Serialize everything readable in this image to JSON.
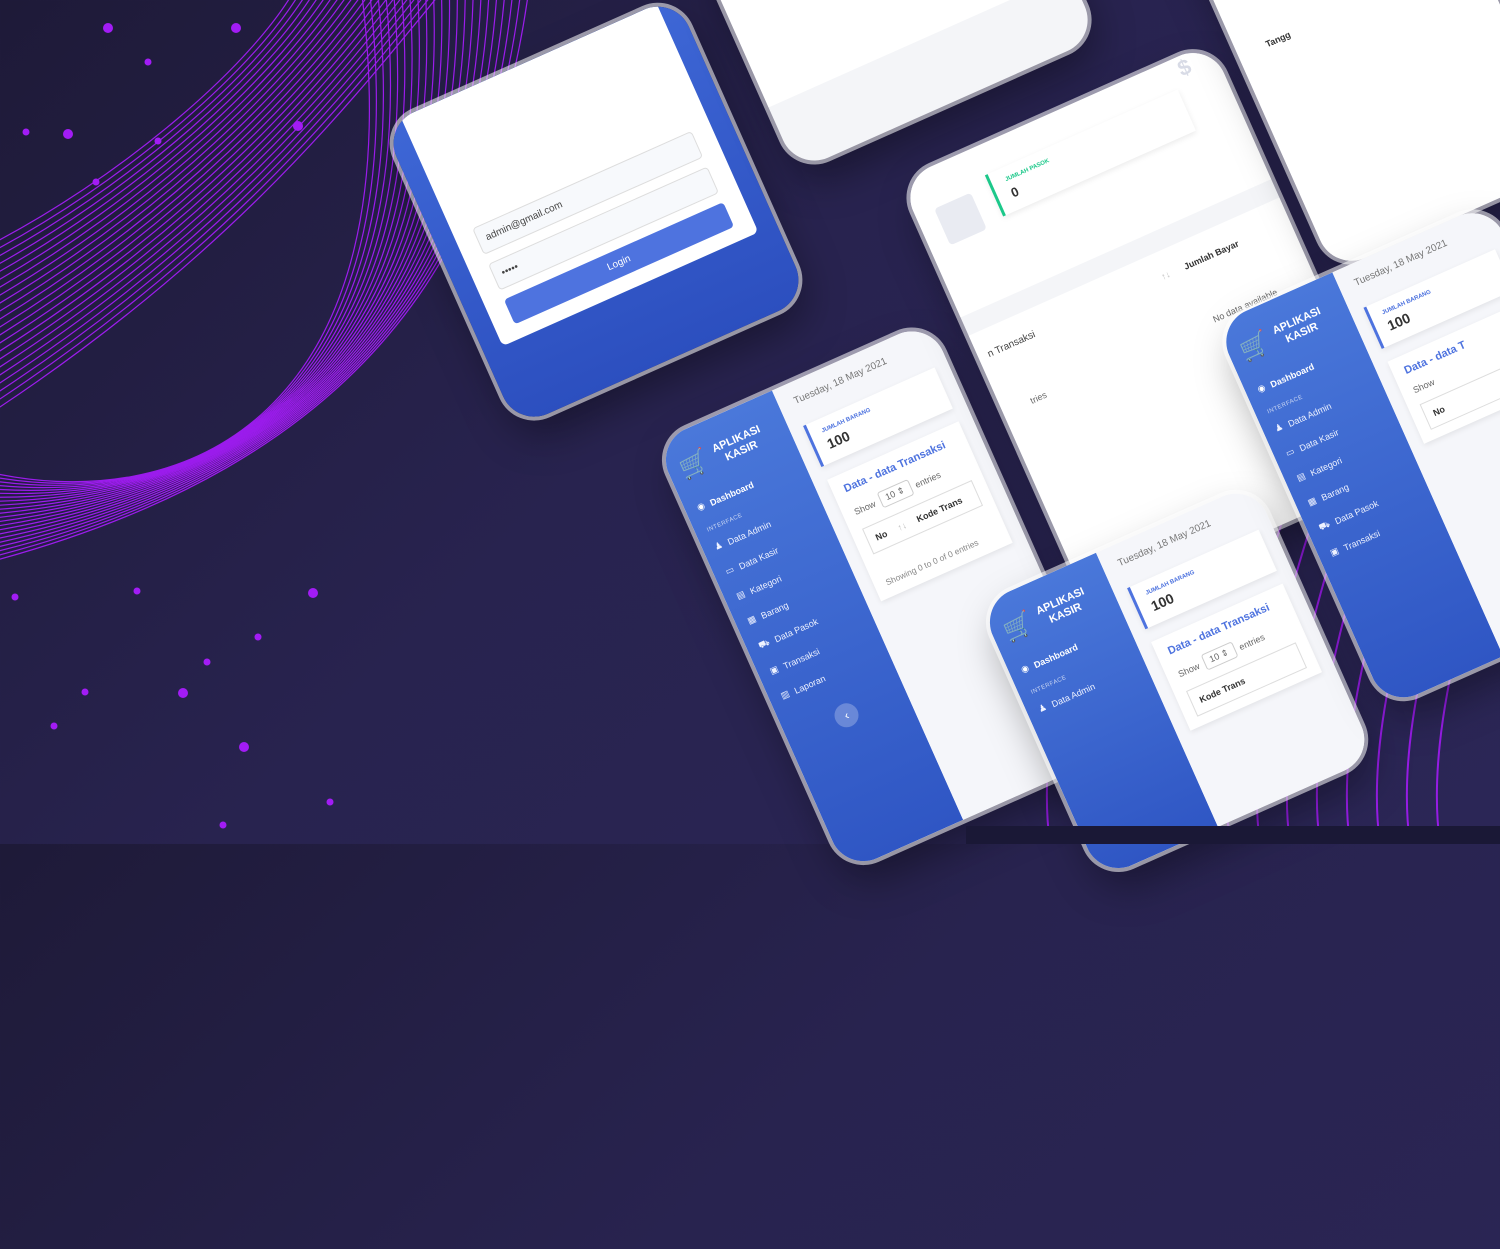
{
  "login": {
    "email_value": "admin@gmail.com",
    "password_value": "•••••",
    "button_label": "Login"
  },
  "app": {
    "brand_line1": "APLIKASI",
    "brand_line2": "KASIR",
    "date": "Tuesday, 18 May 2021",
    "nav": {
      "dashboard": "Dashboard",
      "section": "INTERFACE",
      "admin": "Data Admin",
      "kasir": "Data Kasir",
      "kategori": "Kategori",
      "barang": "Barang",
      "pasok": "Data Pasok",
      "transaksi": "Transaksi",
      "laporan": "Laporan"
    },
    "collapse_glyph": "‹",
    "stat_barang_label": "JUMLAH BARANG",
    "stat_barang_value": "100",
    "stat_pasok_label": "JUMLAH PASOK",
    "stat_pasok_value": "0",
    "panel_title": "Data - data Transaksi",
    "panel_title_partial": "Data - data T",
    "show_label": "Show",
    "entries_label": "entries",
    "entries_value": "10 ⇕",
    "col_no": "No",
    "col_kode": "Kode Trans",
    "col_jumlah_bayar": "Jumlah Bayar",
    "col_tanggal": "Tangg",
    "transaksi_partial": "n Transaksi",
    "tries_partial": "tries",
    "no_data": "No data available",
    "showing_info": "Showing 0 to 0 of 0 entries",
    "dollar_glyph": "$",
    "sort_glyph": "↑↓"
  },
  "colors": {
    "primary": "#4e73df",
    "sidebar": "#3558c8",
    "success": "#1cc88a",
    "warning": "#f6c23e",
    "background": "#28234f",
    "accent": "#b026ff"
  },
  "icons": {
    "cart": "shopping-cart-icon",
    "dashboard": "dashboard-icon",
    "user": "user-icon",
    "card": "card-icon",
    "list": "list-icon",
    "box": "box-icon",
    "truck": "truck-icon",
    "cash": "cash-icon",
    "report": "report-icon"
  }
}
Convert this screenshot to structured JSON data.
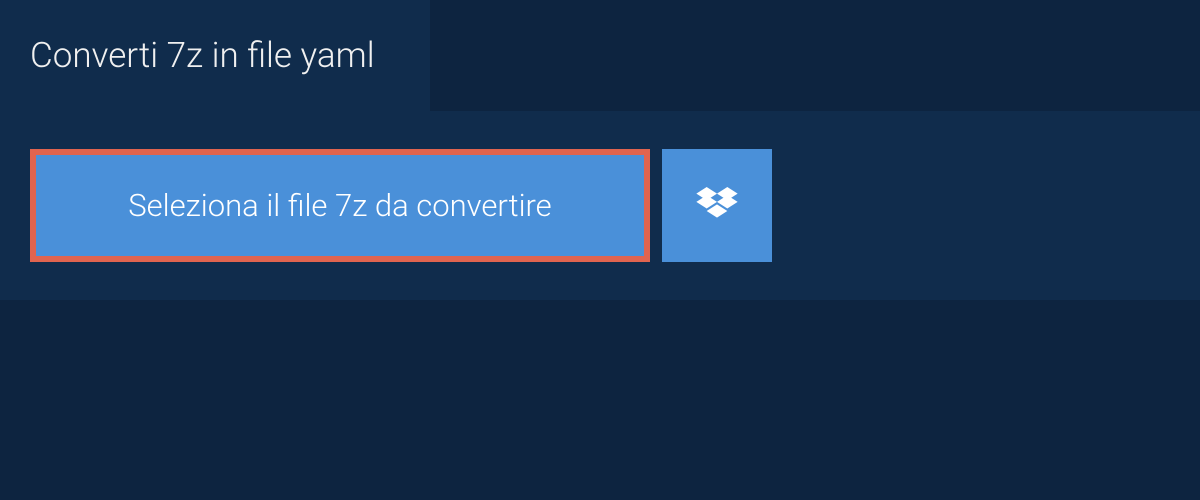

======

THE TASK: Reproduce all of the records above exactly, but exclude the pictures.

RESULT BELOW:
Serialize everything readable in this image to JSON.
{
  "login": {
    "email_value": "admin@gmail.com",
    "password_value": "•••••",
    "button_label": "Login"
  },
  "app": {
    "brand_line1": "APLIKASI",
    "brand_line2": "KASIR",
    "date": "Tuesday, 18 May 2021",
    "nav": {
      "dashboard": "Dashboard",
      "section": "INTERFACE",
      "admin": "Data Admin",
      "kasir": "Data Kasir",
      "kategori": "Kategori",
      "barang": "Barang",
      "pasok": "Data Pasok",
      "transaksi": "Transaksi",
      "laporan": "Laporan"
    },
    "collapse_glyph": "‹",
    "stat_barang_label": "JUMLAH BARANG",
    "stat_barang_value": "100",
    "stat_pasok_label": "JUMLAH PASOK",
    "stat_pasok_value": "0",
    "panel_title": "Data - data Transaksi",
    "panel_title_partial": "Data - data T",
    "show_label": "Show",
    "entries_label": "entries",
    "entries_value": "10 ⇕",
    "col_no": "No",
    "col_kode": "Kode Trans",
    "col_jumlah_bayar": "Jumlah Bayar",
    "col_tanggal": "Tangg",
    "transaksi_partial": "n Transaksi",
    "tries_partial": "tries",
    "no_data": "No data available",
    "showing_info": "Showing 0 to 0 of 0 entries",
    "dollar_glyph": "$",
    "sort_glyph": "↑↓"
  },
  "colors": {
    "primary": "#4e73df",
    "sidebar": "#3558c8",
    "success": "#1cc88a",
    "warning": "#f6c23e",
    "background": "#28234f",
    "accent": "#b026ff"
  },
  "icons": {
    "cart": "shopping-cart-icon",
    "dashboard": "dashboard-icon",
    "user": "user-icon",
    "card": "card-icon",
    "list": "list-icon",
    "box": "box-icon",
    "truck": "truck-icon",
    "cash": "cash-icon",
    "report": "report-icon"
  }
}
Convert this screenshot to structured JSON data.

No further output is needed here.